→ WORK ITEM
Among the entries that follow, find the lines containing the string "сайте" and copy them.
━━━ DATA SECTION
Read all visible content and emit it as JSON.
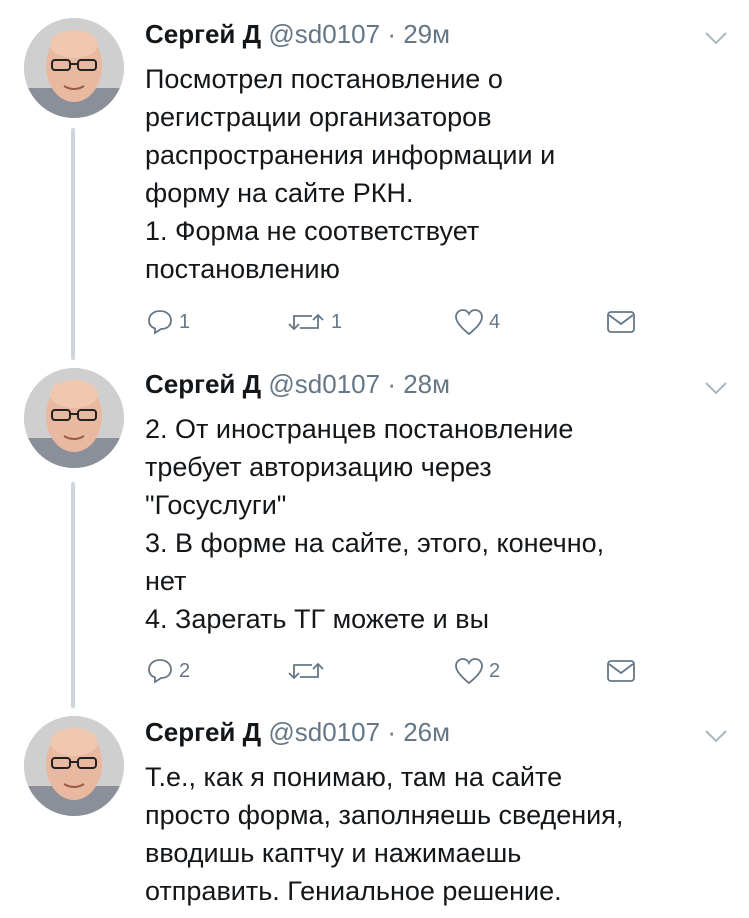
{
  "tweets": [
    {
      "name": "Сергей Д",
      "handle": "@sd0107",
      "separator": "·",
      "time": "29м",
      "text": "Посмотрел постановление о\nрегистрации организаторов\nраспространения информации и\nформу на сайте РКН.\n1. Форма не соответствует\nпостановлению",
      "replies": "1",
      "retweets": "1",
      "likes": "4"
    },
    {
      "name": "Сергей Д",
      "handle": "@sd0107",
      "separator": "·",
      "time": "28м",
      "text": "2. От иностранцев постановление\nтребует авторизацию через\n\"Госуслуги\"\n3. В форме на сайте, этого, конечно,\nнет\n4. Зарегать ТГ можете и вы",
      "replies": "2",
      "retweets": "",
      "likes": "2"
    },
    {
      "name": "Сергей Д",
      "handle": "@sd0107",
      "separator": "·",
      "time": "26м",
      "text": "Т.е., как я понимаю, там на сайте\nпросто форма, заполняешь сведения,\nвводишь каптчу и нажимаешь\nотправить. Гениальное решение."
    }
  ],
  "icons": {
    "reply": "reply-icon",
    "retweet": "retweet-icon",
    "like": "heart-icon",
    "message": "envelope-icon",
    "menu": "chevron-down-icon"
  },
  "colors": {
    "text": "#14171a",
    "secondary": "#657786",
    "thread_line": "#ccd6dd"
  }
}
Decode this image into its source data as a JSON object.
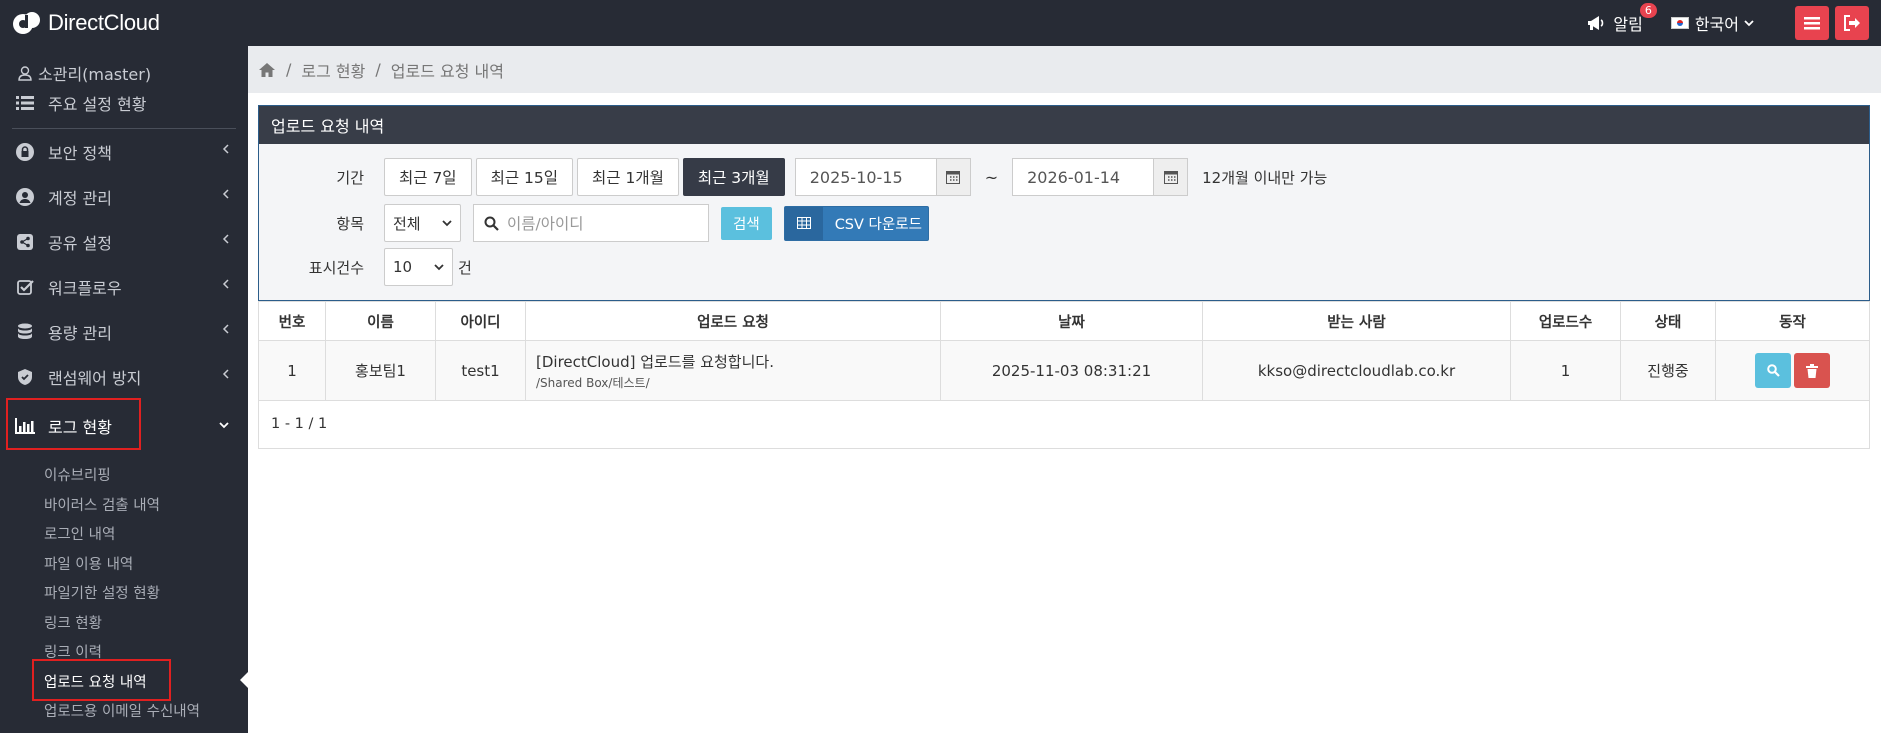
{
  "topbar": {
    "logo_text": "DirectCloud",
    "alarm_label": "알림",
    "alarm_count": "6",
    "language": "한국어",
    "accent_color": "#e8434f"
  },
  "sidebar": {
    "user": "소관리(master)",
    "items": [
      {
        "label": "주요 설정 현황",
        "icon": "list-icon"
      },
      {
        "label": "보안 정책",
        "icon": "lock-icon"
      },
      {
        "label": "계정 관리",
        "icon": "user-circle-icon"
      },
      {
        "label": "공유 설정",
        "icon": "share-icon"
      },
      {
        "label": "워크플로우",
        "icon": "check-square-icon"
      },
      {
        "label": "용량 관리",
        "icon": "database-icon"
      },
      {
        "label": "랜섬웨어 방지",
        "icon": "shield-icon"
      },
      {
        "label": "로그 현황",
        "icon": "bar-chart-icon"
      }
    ],
    "sub_items": [
      "이슈브리핑",
      "바이러스 검출 내역",
      "로그인 내역",
      "파일 이용 내역",
      "파일기한 설정 현황",
      "링크 현황",
      "링크 이력",
      "업로드 요청 내역",
      "업로드용 이메일 수신내역"
    ]
  },
  "breadcrumb": {
    "items": [
      "로그 현황",
      "업로드 요청 내역"
    ],
    "sep": "/"
  },
  "panel": {
    "title": "업로드 요청 내역",
    "period_label": "기간",
    "period_buttons": [
      "최근 7일",
      "최근 15일",
      "최근 1개월",
      "최근 3개월"
    ],
    "period_active": "최근 3개월",
    "date_from": "2025-10-15",
    "date_to": "2026-01-14",
    "tilde": "~",
    "period_note": "12개월 이내만 가능",
    "item_label": "항목",
    "item_select": "전체",
    "search_placeholder": "이름/아이디",
    "search_button": "검색",
    "csv_button": "CSV 다운로드",
    "count_label": "표시건수",
    "count_value": "10",
    "count_unit": "건"
  },
  "table": {
    "headers": [
      "번호",
      "이름",
      "아이디",
      "업로드 요청",
      "날짜",
      "받는 사람",
      "업로드수",
      "상태",
      "동작"
    ],
    "rows": [
      {
        "no": "1",
        "name": "홍보팀1",
        "id": "test1",
        "request": "[DirectCloud] 업로드를 요청합니다.",
        "path": "/Shared Box/테스트/",
        "date": "2025-11-03 08:31:21",
        "recipient": "kkso@directcloudlab.co.kr",
        "count": "1",
        "status": "진행중"
      }
    ],
    "pager": "1 - 1 / 1"
  }
}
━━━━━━
→ EXPECTED ANSWER
      "text": "Посмотрел постановление о\nрегистрации организаторов\nраспространения информации и\nформу на сайте РКН.\n1. Форма не соответствует\nпостановлению",
      "text": "2. От иностранцев постановление\nтребует авторизацию через\n\"Госуслуги\"\n3. В форме на сайте, этого, конечно,\nнет\n4. Зарегать ТГ можете и вы",
      "text": "Т.е., как я понимаю, там на сайте\nпросто форма, заполняешь сведения,\nвводишь каптчу и нажимаешь\nотправить. Гениальное решение."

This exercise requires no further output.